### WHAT THIS TASK INVOLVES:
Look for the string "content" in the listing. Copy each line that has it.

### DATASET RECORDS:
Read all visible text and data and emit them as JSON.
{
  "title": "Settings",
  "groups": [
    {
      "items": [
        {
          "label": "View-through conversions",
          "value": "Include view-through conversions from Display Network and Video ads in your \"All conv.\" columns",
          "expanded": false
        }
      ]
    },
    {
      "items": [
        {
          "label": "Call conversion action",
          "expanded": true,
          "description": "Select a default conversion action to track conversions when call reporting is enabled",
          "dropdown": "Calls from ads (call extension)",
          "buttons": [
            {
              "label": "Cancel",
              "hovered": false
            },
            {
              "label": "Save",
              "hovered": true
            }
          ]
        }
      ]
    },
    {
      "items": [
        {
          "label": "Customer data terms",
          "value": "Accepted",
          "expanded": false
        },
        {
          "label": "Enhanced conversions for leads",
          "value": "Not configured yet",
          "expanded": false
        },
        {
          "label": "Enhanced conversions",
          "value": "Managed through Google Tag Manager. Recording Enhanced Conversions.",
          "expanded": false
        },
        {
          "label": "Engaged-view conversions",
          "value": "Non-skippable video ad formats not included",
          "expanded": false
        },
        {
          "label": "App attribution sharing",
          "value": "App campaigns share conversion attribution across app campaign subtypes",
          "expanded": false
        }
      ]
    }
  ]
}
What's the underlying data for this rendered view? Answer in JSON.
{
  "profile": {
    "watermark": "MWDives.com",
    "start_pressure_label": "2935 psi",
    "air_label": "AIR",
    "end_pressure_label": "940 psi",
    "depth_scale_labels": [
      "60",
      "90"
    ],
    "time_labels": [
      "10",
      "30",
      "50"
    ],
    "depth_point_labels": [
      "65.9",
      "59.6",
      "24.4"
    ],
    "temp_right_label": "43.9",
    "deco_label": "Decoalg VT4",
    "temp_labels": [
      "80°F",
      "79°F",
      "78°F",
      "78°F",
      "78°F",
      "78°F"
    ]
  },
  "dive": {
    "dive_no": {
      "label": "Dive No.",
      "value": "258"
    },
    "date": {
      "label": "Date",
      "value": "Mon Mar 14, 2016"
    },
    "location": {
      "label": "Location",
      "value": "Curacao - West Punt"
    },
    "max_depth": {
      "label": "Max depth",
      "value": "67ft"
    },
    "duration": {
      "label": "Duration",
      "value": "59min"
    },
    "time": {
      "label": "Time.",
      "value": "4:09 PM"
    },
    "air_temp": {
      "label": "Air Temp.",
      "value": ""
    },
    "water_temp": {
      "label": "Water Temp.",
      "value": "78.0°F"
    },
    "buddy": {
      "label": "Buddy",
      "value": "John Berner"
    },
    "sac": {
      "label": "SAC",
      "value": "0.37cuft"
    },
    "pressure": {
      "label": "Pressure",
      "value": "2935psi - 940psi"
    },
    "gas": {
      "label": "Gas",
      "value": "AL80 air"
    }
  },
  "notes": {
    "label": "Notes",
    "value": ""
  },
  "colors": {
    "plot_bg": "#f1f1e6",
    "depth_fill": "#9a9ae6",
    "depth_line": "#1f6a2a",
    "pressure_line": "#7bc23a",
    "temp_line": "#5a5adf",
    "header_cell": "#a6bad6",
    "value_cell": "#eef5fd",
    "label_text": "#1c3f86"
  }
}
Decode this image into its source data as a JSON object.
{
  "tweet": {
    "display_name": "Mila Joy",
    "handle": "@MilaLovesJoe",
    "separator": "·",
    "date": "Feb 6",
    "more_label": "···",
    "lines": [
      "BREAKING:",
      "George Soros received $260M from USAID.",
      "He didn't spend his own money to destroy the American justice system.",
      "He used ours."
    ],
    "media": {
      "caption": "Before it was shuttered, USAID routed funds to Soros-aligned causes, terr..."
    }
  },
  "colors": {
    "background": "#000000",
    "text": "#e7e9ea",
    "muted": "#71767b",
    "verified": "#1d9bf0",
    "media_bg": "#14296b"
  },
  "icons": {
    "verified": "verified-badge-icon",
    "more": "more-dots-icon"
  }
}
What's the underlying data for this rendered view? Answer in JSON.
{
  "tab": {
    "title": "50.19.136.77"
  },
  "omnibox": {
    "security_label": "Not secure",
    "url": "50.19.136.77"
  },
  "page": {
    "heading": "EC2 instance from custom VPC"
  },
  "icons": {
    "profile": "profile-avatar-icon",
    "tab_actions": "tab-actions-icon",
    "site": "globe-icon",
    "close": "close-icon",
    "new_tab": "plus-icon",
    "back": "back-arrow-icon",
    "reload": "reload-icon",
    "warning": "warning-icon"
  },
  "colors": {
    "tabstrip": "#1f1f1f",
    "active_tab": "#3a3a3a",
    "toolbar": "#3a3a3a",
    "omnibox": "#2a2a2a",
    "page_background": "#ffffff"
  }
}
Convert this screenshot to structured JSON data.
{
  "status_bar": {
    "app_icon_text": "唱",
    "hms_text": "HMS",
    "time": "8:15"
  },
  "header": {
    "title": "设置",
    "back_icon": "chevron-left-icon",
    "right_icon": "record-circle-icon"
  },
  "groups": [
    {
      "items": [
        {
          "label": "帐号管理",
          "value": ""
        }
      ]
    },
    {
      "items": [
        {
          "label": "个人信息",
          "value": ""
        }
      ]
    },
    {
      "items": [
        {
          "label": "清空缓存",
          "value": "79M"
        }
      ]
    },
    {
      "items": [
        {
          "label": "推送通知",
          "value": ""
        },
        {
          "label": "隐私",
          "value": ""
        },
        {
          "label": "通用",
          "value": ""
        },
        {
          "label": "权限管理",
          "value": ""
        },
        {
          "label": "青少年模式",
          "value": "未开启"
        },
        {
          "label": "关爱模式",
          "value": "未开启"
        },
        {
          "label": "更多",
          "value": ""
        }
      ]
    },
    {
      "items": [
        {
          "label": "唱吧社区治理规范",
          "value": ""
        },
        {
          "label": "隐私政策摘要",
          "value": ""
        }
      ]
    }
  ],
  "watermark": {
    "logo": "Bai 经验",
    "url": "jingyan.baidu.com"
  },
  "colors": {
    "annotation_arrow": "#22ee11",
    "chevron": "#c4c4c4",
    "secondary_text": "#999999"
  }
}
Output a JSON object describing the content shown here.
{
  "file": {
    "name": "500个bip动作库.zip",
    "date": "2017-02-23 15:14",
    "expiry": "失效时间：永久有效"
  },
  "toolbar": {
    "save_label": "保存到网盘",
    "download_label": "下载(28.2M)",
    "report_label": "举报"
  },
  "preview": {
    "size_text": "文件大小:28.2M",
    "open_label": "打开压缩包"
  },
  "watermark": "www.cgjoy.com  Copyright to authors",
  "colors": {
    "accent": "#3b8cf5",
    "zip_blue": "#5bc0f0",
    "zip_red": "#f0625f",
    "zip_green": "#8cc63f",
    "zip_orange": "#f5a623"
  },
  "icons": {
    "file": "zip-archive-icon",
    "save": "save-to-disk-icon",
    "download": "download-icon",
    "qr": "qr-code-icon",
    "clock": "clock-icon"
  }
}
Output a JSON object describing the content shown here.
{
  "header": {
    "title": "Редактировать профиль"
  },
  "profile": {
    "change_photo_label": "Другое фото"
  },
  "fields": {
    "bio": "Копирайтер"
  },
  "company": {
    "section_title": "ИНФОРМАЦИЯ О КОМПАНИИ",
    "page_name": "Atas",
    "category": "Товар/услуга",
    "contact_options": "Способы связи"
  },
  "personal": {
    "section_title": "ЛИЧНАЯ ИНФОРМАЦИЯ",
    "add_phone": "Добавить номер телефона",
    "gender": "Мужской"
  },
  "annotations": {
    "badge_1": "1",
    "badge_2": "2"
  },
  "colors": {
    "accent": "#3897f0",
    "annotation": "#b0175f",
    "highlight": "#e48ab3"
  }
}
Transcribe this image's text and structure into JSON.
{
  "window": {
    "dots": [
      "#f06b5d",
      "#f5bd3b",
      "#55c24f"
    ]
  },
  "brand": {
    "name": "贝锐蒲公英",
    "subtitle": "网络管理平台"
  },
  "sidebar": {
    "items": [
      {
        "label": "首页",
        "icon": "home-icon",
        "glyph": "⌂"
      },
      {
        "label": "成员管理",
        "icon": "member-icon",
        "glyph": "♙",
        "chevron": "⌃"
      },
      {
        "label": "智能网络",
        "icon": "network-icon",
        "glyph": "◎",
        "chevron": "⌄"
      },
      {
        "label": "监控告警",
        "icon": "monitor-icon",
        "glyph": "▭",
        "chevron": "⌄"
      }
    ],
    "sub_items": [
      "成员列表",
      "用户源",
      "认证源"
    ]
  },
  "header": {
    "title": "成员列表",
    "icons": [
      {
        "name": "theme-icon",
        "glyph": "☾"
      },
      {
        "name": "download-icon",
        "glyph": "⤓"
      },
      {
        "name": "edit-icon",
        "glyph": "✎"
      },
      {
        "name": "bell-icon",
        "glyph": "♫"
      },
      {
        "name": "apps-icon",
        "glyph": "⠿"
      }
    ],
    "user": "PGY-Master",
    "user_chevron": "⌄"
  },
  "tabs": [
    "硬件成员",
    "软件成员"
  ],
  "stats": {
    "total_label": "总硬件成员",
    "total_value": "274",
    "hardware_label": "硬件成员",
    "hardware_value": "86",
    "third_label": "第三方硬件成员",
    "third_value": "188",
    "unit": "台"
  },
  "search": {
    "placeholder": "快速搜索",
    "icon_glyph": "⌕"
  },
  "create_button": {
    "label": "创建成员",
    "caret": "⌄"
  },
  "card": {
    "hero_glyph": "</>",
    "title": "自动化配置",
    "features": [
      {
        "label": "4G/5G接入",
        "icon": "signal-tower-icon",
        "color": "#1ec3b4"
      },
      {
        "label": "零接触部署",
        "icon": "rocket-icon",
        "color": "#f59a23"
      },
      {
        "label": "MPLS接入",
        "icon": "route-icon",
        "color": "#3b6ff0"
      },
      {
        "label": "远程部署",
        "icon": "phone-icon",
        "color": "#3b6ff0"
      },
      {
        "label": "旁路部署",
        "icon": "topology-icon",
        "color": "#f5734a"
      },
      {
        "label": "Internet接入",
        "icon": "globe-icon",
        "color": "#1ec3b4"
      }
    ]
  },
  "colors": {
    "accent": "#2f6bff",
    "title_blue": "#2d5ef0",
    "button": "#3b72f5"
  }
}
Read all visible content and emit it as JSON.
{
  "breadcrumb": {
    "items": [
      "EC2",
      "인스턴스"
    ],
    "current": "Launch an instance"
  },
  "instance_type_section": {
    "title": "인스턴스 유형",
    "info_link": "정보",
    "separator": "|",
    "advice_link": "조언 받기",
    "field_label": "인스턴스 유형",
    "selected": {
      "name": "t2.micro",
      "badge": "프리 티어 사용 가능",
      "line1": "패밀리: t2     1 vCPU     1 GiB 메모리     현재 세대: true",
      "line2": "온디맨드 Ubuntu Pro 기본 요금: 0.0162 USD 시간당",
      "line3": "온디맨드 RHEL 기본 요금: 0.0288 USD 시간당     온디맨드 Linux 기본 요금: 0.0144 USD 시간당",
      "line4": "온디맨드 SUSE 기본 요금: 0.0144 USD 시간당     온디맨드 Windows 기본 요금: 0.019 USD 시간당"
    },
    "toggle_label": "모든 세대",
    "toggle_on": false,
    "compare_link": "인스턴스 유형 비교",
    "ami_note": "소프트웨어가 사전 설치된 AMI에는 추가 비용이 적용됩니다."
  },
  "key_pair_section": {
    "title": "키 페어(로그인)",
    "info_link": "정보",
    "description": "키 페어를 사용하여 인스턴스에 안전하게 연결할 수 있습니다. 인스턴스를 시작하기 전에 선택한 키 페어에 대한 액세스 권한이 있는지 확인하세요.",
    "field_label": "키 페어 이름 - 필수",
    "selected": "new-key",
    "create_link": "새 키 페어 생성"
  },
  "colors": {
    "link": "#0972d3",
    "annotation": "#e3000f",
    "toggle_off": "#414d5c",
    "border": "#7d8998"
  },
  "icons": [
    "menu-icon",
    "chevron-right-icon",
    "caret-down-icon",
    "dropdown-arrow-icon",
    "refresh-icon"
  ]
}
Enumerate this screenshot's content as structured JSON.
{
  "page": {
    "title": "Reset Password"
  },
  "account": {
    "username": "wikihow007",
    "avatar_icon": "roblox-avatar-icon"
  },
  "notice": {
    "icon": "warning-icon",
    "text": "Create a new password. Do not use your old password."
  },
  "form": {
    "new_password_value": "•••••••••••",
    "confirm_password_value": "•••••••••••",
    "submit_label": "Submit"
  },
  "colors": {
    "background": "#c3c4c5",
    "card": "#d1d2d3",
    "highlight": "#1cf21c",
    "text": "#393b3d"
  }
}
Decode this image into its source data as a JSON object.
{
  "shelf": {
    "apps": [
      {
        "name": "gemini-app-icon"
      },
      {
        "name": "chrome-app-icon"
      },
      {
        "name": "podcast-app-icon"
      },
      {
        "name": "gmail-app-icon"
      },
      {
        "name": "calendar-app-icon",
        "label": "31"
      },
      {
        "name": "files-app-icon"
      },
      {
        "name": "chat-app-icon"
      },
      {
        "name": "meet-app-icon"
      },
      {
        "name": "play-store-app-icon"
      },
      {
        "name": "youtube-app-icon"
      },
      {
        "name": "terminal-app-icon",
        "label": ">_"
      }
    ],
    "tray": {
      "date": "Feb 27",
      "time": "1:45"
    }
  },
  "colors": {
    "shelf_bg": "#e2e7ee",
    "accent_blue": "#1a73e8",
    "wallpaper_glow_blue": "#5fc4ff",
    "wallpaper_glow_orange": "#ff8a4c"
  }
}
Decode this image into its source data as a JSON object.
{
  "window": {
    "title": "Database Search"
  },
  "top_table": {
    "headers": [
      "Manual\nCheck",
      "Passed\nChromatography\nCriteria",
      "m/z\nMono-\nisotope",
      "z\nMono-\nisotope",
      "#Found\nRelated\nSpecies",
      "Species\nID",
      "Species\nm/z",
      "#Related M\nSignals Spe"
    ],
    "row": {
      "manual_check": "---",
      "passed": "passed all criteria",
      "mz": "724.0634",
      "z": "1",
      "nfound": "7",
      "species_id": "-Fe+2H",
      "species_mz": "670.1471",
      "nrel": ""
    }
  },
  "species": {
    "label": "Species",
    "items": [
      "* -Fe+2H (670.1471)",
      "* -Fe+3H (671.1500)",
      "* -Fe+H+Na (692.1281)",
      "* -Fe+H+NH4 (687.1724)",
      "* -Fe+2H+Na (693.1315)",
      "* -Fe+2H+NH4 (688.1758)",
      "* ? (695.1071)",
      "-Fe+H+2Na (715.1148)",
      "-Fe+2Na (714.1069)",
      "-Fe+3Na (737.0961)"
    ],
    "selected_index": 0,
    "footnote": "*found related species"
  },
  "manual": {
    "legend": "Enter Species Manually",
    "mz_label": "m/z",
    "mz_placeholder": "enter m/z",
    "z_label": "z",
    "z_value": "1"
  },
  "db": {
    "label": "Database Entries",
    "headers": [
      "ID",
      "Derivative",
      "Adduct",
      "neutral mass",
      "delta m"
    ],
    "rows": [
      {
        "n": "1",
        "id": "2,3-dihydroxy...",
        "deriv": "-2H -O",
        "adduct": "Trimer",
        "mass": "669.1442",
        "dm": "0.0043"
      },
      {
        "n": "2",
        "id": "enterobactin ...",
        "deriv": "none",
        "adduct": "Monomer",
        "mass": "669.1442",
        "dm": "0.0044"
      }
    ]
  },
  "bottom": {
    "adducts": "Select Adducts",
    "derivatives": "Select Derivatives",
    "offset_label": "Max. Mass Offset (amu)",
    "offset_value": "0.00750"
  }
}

### OUTPUT BELOW:
Output a JSON object describing the content shown here.
Output a JSON object describing the content shown here.
Read all visible content and emit it as JSON.
Enumerate this screenshot's content as structured JSON.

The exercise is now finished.